Although you can use a clock or stopwatch to monitor this time when your system starts booting but that is not feasible for every situation especially for running servers which you can hardly reboot. For instance, if you have a server running critical services and you are required to find the time your system takes to boot. In this case, you need to reboot the server, which cannot be possible at every time.
In this article, you will learn to find how long your Linux system takes to boot and how to reduce this time if it is booting slowly.
- The procedure discussed in this article has been tested on Ubuntu 20.04 LTS. The same procedure can be performed in any Linux distribution with systemd enabled.
- To open the command line Terminal, use the Ctrl+Alt+T keyboard shortcut.
What is systemd-analyze?
Systemd-analyze is a tool that can be used to learn the system’s last boot up statistics. With the systemd-analyze tool, you can find the information about how much time the system took to boot and also how much time each unit took to start. Fortunately, you do not need to install this tool, as it is a built-in systemd tool. You can verify it using the following command in Terminal:
$ which systems-analyze
The output will display the full path of the executable command.
Finding the time system takes to boot
In order to find the time system takes to boot, simply type system-analyze without any command-line argument in the Terminal:
When you execute the above command, the systemd-analyze tool computes the time taken by the system until the boot is completed, broken down into kernel and userspace.
As you can see in the above screenshot, the total boot time of our system is 32.378 s. seconds and is broken down into:
- Kernel: 6.074s
- Userspace: 26.304s
Investigate/Troubleshoot slow bootup
If boot time is higher, you need to find which service is slowing down the boot process. You can find it using the systemd-analyze blame command. This command lists all the running services that started at the boot time along with the time they took. With this information, you can optimize the system’s boot time.
Issue the following command in Terminal in order to find which service to blame for the slow booting process:
$ sudo systemd-analyze blame
This command lists the services started at the boot time along with the time each service took to initialize. The list is sorted by the elapsed time in the descending order.
The blame list can be quite long, usually, the first 10 entries are enough to find the highly time taking services. Therefore, pipe the output of the above command to “head” command as follows:
$ sudo systemd-analyze blame | head
You can also print the output in the form of a tree of the time-critical chain of events. Issue the following command in Terminal to do so:
$ systemd-analyze critical-chain
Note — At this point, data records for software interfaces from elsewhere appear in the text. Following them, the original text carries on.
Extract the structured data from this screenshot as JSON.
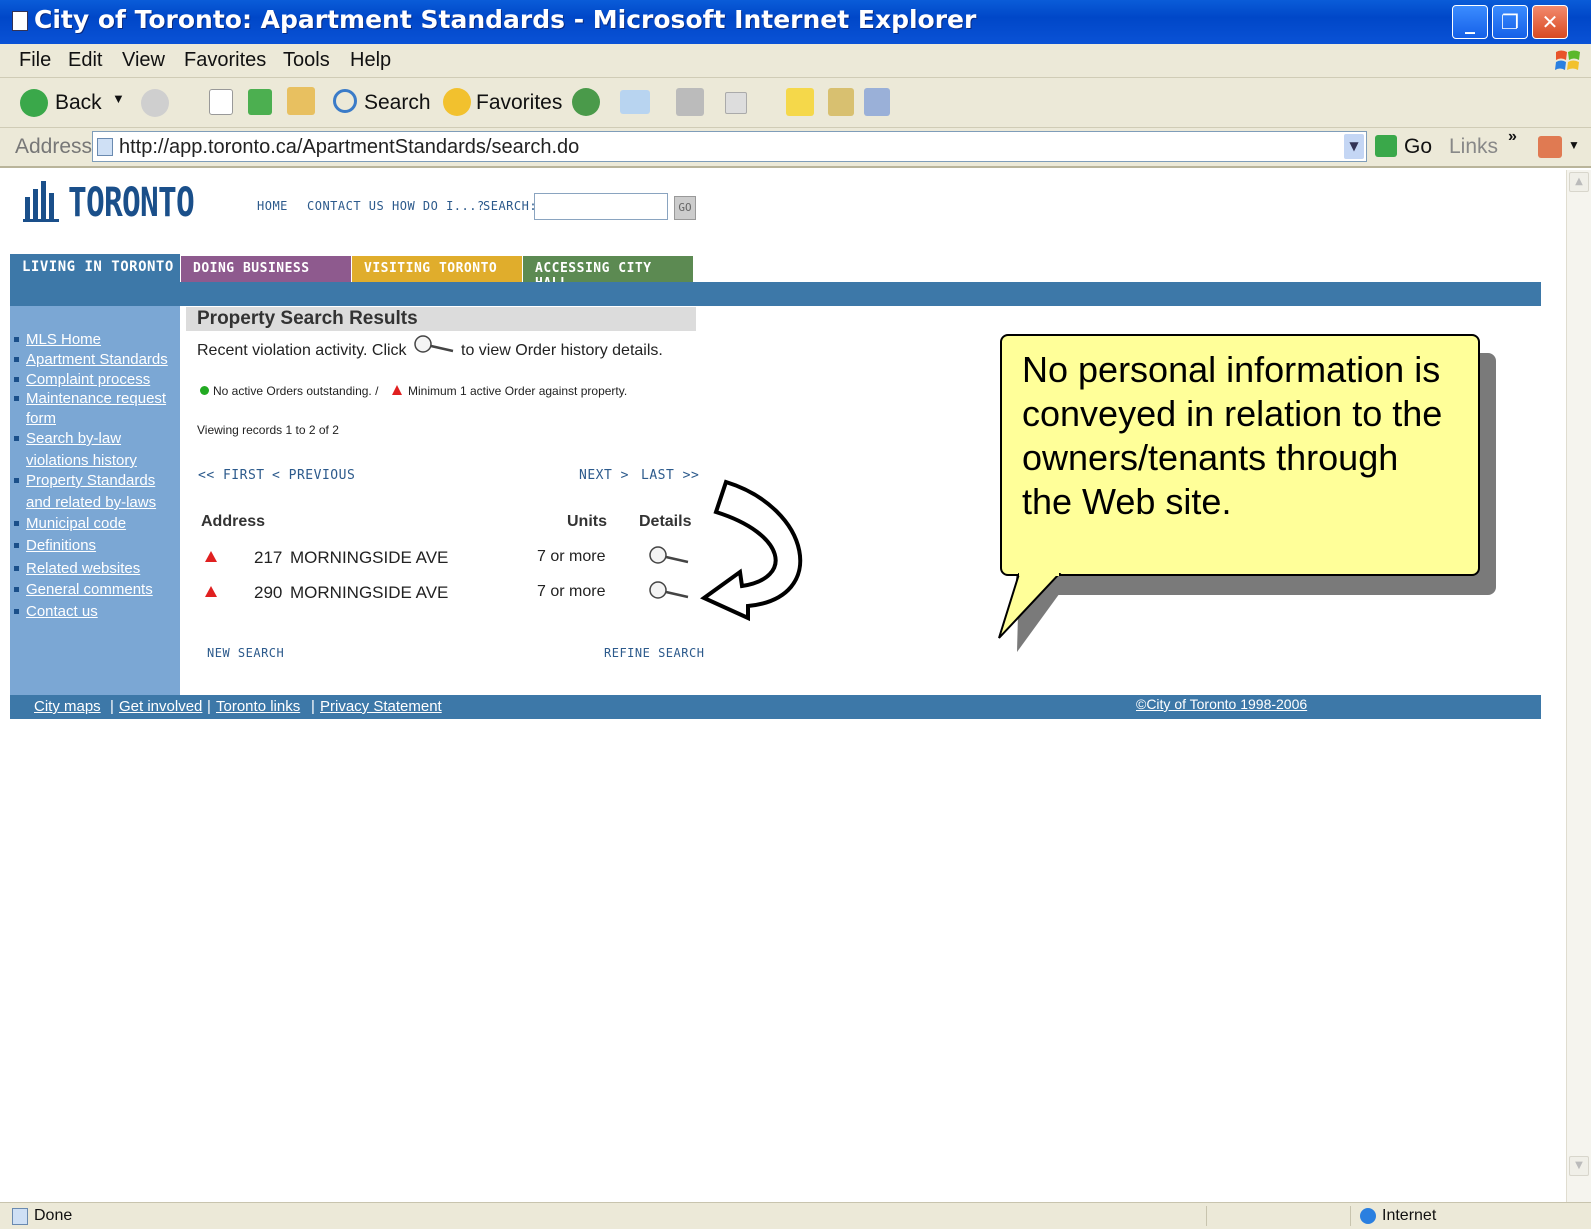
{
  "window": {
    "title": "City of Toronto: Apartment Standards - Microsoft Internet Explorer",
    "minimize": "_",
    "restore": "❐",
    "close": "✕"
  },
  "menu": [
    "File",
    "Edit",
    "View",
    "Favorites",
    "Tools",
    "Help"
  ],
  "toolbar": {
    "back": "Back",
    "search": "Search",
    "favorites": "Favorites"
  },
  "address": {
    "label": "Address",
    "url": "http://app.toronto.ca/ApartmentStandards/search.do",
    "go": "Go",
    "links": "Links"
  },
  "site": {
    "logo": "TORONTO",
    "topnav": [
      "HOME",
      "CONTACT US",
      "HOW DO I...?",
      "SEARCH:"
    ],
    "go_button": "GO",
    "tabs": [
      {
        "label": "LIVING IN TORONTO",
        "color": "#3d78a8"
      },
      {
        "label": "DOING BUSINESS",
        "color": "#8e5a8e"
      },
      {
        "label": "VISITING TORONTO",
        "color": "#e0ad2c"
      },
      {
        "label": "ACCESSING CITY HALL",
        "color": "#5c8a52"
      }
    ],
    "leftnav": [
      "MLS Home",
      "Apartment Standards",
      "Complaint process",
      "Maintenance request",
      "form",
      "Search by-law",
      "violations history",
      "Property Standards",
      "and related by-laws",
      "Municipal code",
      "Definitions",
      "Related websites",
      "General comments",
      "Contact us"
    ]
  },
  "results": {
    "heading": "Property Search Results",
    "intro_before": "Recent violation activity. Click",
    "intro_after": "to view Order history details.",
    "legend_green": "No active Orders outstanding. /",
    "legend_red": "Minimum 1 active Order against property.",
    "viewing": "Viewing records 1 to 2 of 2",
    "pager": {
      "first": "<< FIRST",
      "previous": "< PREVIOUS",
      "next": "NEXT >",
      "last": "LAST >>"
    },
    "columns": {
      "address": "Address",
      "units": "Units",
      "details": "Details"
    },
    "rows": [
      {
        "number": "217",
        "street": "MORNINGSIDE  AVE",
        "units": "7 or more"
      },
      {
        "number": "290",
        "street": "MORNINGSIDE  AVE",
        "units": "7 or more"
      }
    ],
    "new_search": "NEW SEARCH",
    "refine_search": "REFINE SEARCH"
  },
  "footer": {
    "links": [
      "City maps",
      "Get involved",
      "Toronto links",
      "Privacy Statement"
    ],
    "separator": "|",
    "copyright": "©City of Toronto 1998-2006"
  },
  "callout": {
    "text": "No personal information is conveyed in relation to the owners/tenants through the Web site."
  },
  "status": {
    "left": "Done",
    "zone": "Internet"
  },
  "colors": {
    "title_bar": "#0a52d6",
    "chrome": "#ece9d8",
    "site_blue": "#3d78a8",
    "leftnav_blue": "#7ba7d4",
    "callout_fill": "#ffff99",
    "violation_red": "#e02020",
    "ok_green": "#22aa22"
  }
}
In the output, you will see a chain of events sorted by the time (when the service became active) in the descending order. The value after the“@” character in each event is the time when the service became active. While the value after the “+” character in each unit shows the time the service took to start.
From the output you received from the above commands, you can easily find out which service takes longer to start and in return causing your system to boot slowly. Start from the top and disable the services that took longer to start as long as they are not required to start at boot. Moreover, disable all the services which although takes less time but are not required at boot as they also affect the system boot time.
In order to disable any service, use the following syntax:
$ sudo systemctl disable service-name
That is all there is to it! In this article, you have learned how to use the systemd built-in tool to find out the time your system takes to boot. If it is taking longer to boot, you can also find those services which are responsible for it and disable them to improve bootup time. However, note that some default services are required to start at boot, so it is not recommended to disable any service without knowing what it actually does, otherwise, you might get into trouble.